Mending, Upcycling, and other adventures
As a family, we have always made and remade, mended and upcycled, garments, furnishing and furniture. There is a tale of five year old me, accompanying my mother to buy fabric for a dress in the now long-gone and much-lamented fabric shop in town, and piping up, as she was paying, to ask “What will it be _next_?”, so you can tell this is deeply ingrained!
Usually this is something I let pass without comment, but two episodes lately seemed worth mentioning, in case they give someone else an idea..
The Japanese mending technique for pottery, “kintsugi”, involves highlighting the mends with gold, so as not to obliterate the history of a piece. I can’t say I’m very good at it, but I had an entertaining afternoon with a kit that enabled me to play with the idea, at least.

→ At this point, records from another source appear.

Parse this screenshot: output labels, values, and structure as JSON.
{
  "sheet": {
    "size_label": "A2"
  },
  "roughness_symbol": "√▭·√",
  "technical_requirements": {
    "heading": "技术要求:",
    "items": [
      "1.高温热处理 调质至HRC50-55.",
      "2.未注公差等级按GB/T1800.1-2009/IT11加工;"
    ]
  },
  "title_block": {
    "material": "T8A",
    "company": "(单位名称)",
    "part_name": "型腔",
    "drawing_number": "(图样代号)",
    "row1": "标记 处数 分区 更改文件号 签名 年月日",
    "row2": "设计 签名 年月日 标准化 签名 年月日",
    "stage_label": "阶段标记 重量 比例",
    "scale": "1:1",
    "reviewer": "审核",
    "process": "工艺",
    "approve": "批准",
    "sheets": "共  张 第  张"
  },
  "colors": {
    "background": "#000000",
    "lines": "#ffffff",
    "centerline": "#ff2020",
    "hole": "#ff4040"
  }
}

And then my cousin mentioned a footstool she had with an entirely unsuitable cover for the surroundings, and a few oddments of furnishing fabric from earlier work on the room. Cue a Kintsugi-inspired crazy patchwork footstool cover, with all the seams emphasized with gold piping! This took some work and collaboration, as my sewing machine isn’t up to the task, but Mam’s was.
And on an entirely different scale – one of the problems with older knitwear is the way the ribbed cuffs seem to lose all their elasticity, and what was once a trim and neat shape, will often become shapeless and saggy with age. I’ve tried in the past adding elastic, but I couldn’t make that work (if anyone has – what’s your trick?), so it rather nags at me.
Then this winter we made a dress with rather extravagantly tucked sleeves, and I thought I had an idea that might work. I’ve created an inverted box pleat in the cuff here – it’s just held with stranded cotton at present, something that will show up so I can play with it until it works, and then do it properly (or not!) – and held it together, starting at the sleeve end, with crossing stitches. Then I caught down the side of the box pleat.
You can see in this picture how the cuff is now neat and close, and the sleeve has a bit more shape, and rather less “flop”. I’m very pleased with that, and I may extend this to other, similar garments.